The joyous procession took hundreds of friends and loved ones from the Salmon home through the streets of Thornhill, amid balloons, music, dancing and cheering, to Beth Avraham Yoseph of Toronto Congregation (BAYT), where the family has been members for more than 30 years.
The special Torah – a smaller, more portable version that may be taken off-site – was written in Israel and will be stored at BAYT. As is customary in the dedication of a new Torah, the final letters of the scroll were completed in ink by nearly 100 well-wishers last Thursday night and just before Sunday’s procession.

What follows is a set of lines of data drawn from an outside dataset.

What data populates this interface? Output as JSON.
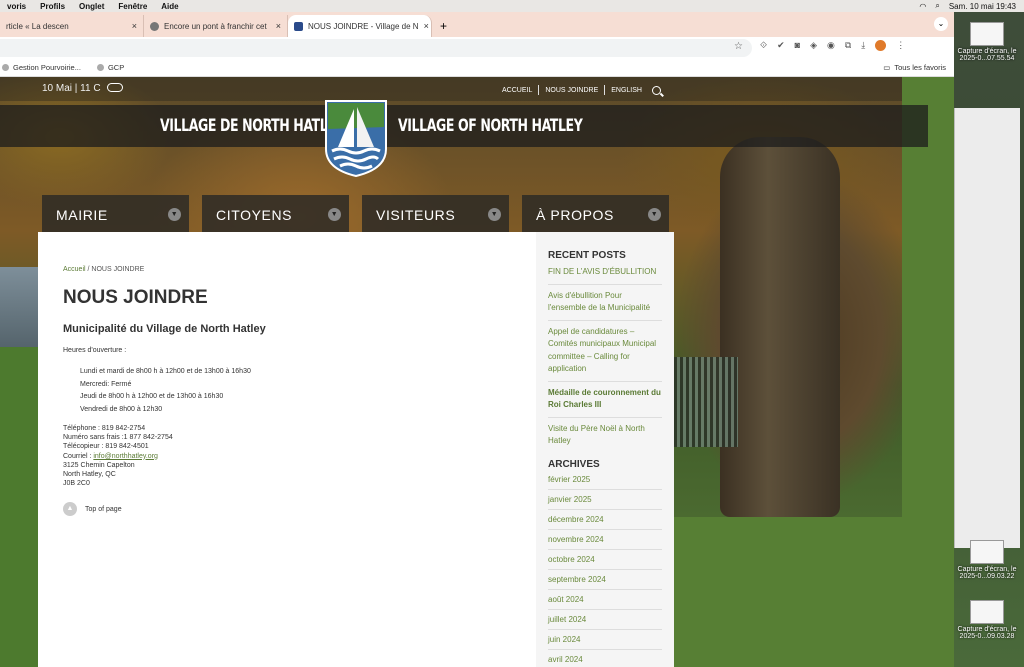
{
  "menubar": {
    "items": [
      "voris",
      "Profils",
      "Onglet",
      "Fenêtre",
      "Aide"
    ],
    "datetime": "Sam. 10 mai 19:43"
  },
  "tabs": [
    {
      "label": "rticle « La descen"
    },
    {
      "label": "Encore un pont à franchir cet"
    },
    {
      "label": "NOUS JOINDRE - Village de N"
    }
  ],
  "bookmarks": {
    "items": [
      "Gestion Pourvoirie...",
      "GCP"
    ],
    "all": "Tous les favoris"
  },
  "desktop": {
    "icons": [
      {
        "label1": "Capture d'écran, le",
        "label2": "2025-0...07.55.54"
      },
      {
        "label1": "Capture d'écran, le",
        "label2": "2025-0...09.03.22"
      },
      {
        "label1": "Capture d'écran, le",
        "label2": "2025-0...09.03.28"
      }
    ]
  },
  "site": {
    "weather": "10 Mai  |  11 C",
    "topnav": [
      "ACCUEIL",
      "NOUS JOINDRE",
      "ENGLISH"
    ],
    "title_fr": "VILLAGE DE NORTH HATLEY",
    "title_en": "VILLAGE OF NORTH HATLEY",
    "mainnav": [
      {
        "label": "MAIRIE",
        "color": "#8a9a4a"
      },
      {
        "label": "CITOYENS",
        "color": "#2f6fa8"
      },
      {
        "label": "VISITEURS",
        "color": "#c9a227"
      },
      {
        "label": "À PROPOS",
        "color": "#a8322c"
      }
    ]
  },
  "content": {
    "breadcrumb_home": "Accueil",
    "breadcrumb_current": " / NOUS JOINDRE",
    "title": "NOUS JOINDRE",
    "subtitle": "Municipalité du Village de North Hatley",
    "hours_label": "Heures d'ouverture :",
    "hours": [
      "Lundi et mardi de 8h00 h à 12h00 et de 13h00 à 16h30",
      "Mercredi: Fermé",
      "Jeudi de 8h00 h à 12h00 et de 13h00 à 16h30",
      "Vendredi de 8h00 à 12h30"
    ],
    "phone": "Téléphone : 819 842-2754",
    "tollfree": "Numéro sans frais :1 877 842-2754",
    "fax": "Télécopieur : 819 842-4501",
    "email_label": "Courriel : ",
    "email": "info@northhatley.org",
    "address1": "3125 Chemin Capelton",
    "address2": "North Hatley, QC",
    "postal": "J0B 2C0",
    "top_of_page": "Top of page"
  },
  "sidebar": {
    "recent_heading": "RECENT POSTS",
    "posts": [
      "FIN DE L'AVIS D'ÉBULLITION",
      "Avis d'ébullition Pour l'ensemble de la Municipalité",
      "Appel de candidatures – Comités municipaux Municipal committee – Calling for application",
      "Médaille de couronnement du Roi Charles III",
      "Visite du Père Noël à North Hatley"
    ],
    "archives_heading": "ARCHIVES",
    "archives": [
      "février 2025",
      "janvier 2025",
      "décembre 2024",
      "novembre 2024",
      "octobre 2024",
      "septembre 2024",
      "août 2024",
      "juillet 2024",
      "juin 2024",
      "avril 2024"
    ]
  }
}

‘I don’t often use the term ‘heroic,’ but I can only describe [peter salmon] in heroic terms’
Sponsorship of the Torah raised about $276,000 for the synagogue, the Salmons’ son Josh told The CJN.
Peter Salmon downplayed his own significance in all this and praised community members. “We are amazed at the response,” he said, his wife beside him, gently squeezing his hand.
“I won’t lie to you,” he went on. “The pain is there, but I’ve been able to deal with it the best I can. The backbone is my wife.”
A former dentist who maintained a practice in Etobicoke for many years, Salmon had to stop when he showed early signs of multiple sclerosis.
Undeterred, he went on to become a much-loved science teacher at Tiferes Bais Yaakov, a private Orthodox girls school, eventually becoming vice-principal.
Again undeterred, he took up painting using a specially adapted mouthpiece. His colour-splashed acrylics adorn the Salmon home. “I learned to paint from YouTube,” he said. He still learns Torah regularly in a study group that meets at his house, where minyanim also gather. “It’s a great formula,” he quipped, his sense of humour undiminished. “The davening is short and quiet, and the kiddush is long.”
Joining the Salmons at the dedication were their three sons – Josh, 36, Yossi, 34, and Menachem, 32 – daughters-in-law Rebecca and Lindsay; and six grandchildren, aged seven months to seven years.
“They are our best medicine,” Peter said.
The family has “a golden name in the community,” noted BAYT’s spiritual leader, Rabbi Daniel Korobkin.
Peter Salmon has always been “a doer, a person who makes a tremendous contribution,” Rabbi Korobkin added. “I don’t often use the term ‘heroic,’ but I can only describe him in heroic terms.
“He’s been nothing less than an inspiration to anyone who knows him. Despite going through that kind of hardship in life, he has managed to rise above it, to maintain his emunah (belief) in God and greet every person with a tremendous sense of gratitude and kindness.”
At BAYT on Sunday before hundreds of fellow congregants and in a voice that gained strength, Salmon had this advice: “Make every day count and to open your heart to others.”